Sherry: Another book, Edith! I’m amazed at the different voices in each of your books. I look forward to reading Bluffing!

Jessie: Congratulations, Edith on another release! It is fun to see all the sides to your career.

Julie: Congratulations Tace/Edith!! Looking forward to reading about Lauren’t next adventure.

Edith: You guys are awesome. Thank you!

Branding Multi Everything

Edith, north of Boston

As most of you know, I now write under three names: my birth name, Edith Maxwell, which is on the Local Foods Mysteries and my short stories. My Lauren Rousseau Mysteries pseudonym, Tace Baker (who also has her own web site). And my Country Store Mysteries identity, Maddie Day. I have an historical series I want to sell, too.

I wanted to be sure my web site reflected all these identities and all these series, and my previous one wasn’t cutting it. The banner was made up of my book covers, but that meant it had to change every time a new book came out, and there were other issues. I started drafting a new site a couple of months ago, but wondered what I could use for a banner, for a common theme. SheilaSite

So, as often in the mystery world, I went looking to my friends for help. I checked out Sheila Connolly‘s new site, since she writes three series, although all under the same name. Doesn’t it have a great look?

CatrionaSiteI looked at Catriona McPherson‘s site – she writes one series and one line of standalones, but also all under a single name. I love those crows.

And I checked out Leslie Budewitz‘s LeslieSitesite – she writes two series under one name. Isn’t that an evocative painting?

What I saw was a unifying graphic. In the latter two, the art doesn’t necessarily represent the settings of the book, but rather the author. In Sheila’s, there are pictures of the places where her series are set: Ireland, Philadelphia, and small-town Massachusetts.

I considered hiring an artist to create a banner for me, either with pictures or art. Then I looked at the wall in my office and realized I had it right there.

My dear friend Jennifer Yanco (a published non-fiction author) commissioned Boston-area artist Jackie Knight to paint a picture for my sixtieth birthday a couple of years ago.
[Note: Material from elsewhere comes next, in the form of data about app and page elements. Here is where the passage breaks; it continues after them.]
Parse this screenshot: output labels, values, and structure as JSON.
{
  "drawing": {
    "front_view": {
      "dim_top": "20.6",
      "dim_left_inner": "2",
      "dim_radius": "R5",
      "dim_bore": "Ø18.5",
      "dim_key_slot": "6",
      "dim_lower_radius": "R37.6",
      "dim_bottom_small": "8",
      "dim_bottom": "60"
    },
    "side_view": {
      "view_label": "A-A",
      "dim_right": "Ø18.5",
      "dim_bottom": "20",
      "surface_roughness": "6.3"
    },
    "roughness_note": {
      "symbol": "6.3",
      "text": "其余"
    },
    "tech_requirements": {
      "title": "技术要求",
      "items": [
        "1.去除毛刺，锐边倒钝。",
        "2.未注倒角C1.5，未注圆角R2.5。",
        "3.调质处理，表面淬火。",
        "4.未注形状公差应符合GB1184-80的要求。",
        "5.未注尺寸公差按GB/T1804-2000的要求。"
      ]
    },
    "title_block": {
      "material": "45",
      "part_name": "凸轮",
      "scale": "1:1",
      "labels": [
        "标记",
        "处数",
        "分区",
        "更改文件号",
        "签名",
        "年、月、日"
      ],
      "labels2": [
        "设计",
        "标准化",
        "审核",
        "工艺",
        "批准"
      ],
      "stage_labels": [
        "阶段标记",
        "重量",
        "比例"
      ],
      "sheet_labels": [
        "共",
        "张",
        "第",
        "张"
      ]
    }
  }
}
It’s titled “Edith’s World.” It’s mysterious and imaginative and gorgeous. It doesn’t look like any one of my series or names, but instead represents me and my work. Right?EdithsWorldBest

So I took a horizontal slice of it and made it the banner for my web site. It shows up on every page. I also used it on my Facebook Author page.


And then, because I could, I made up business cards, note pads, and even a few mugs. IMG_0917 2014-09-22 19.37.24So I have my brand, I have my new web site, and I have a lovely connection to the friend I have known and journeyed with for almost forty years!

The pen names are on the web site on each series’ page and on the business cards, in case anybody needs to find one of my selves.

Heck, maybe tee shirts are next…

Readers: Can you find other examples of multi-name multi-series web sites you like? Any suggestions for my new site? (Be brutal!)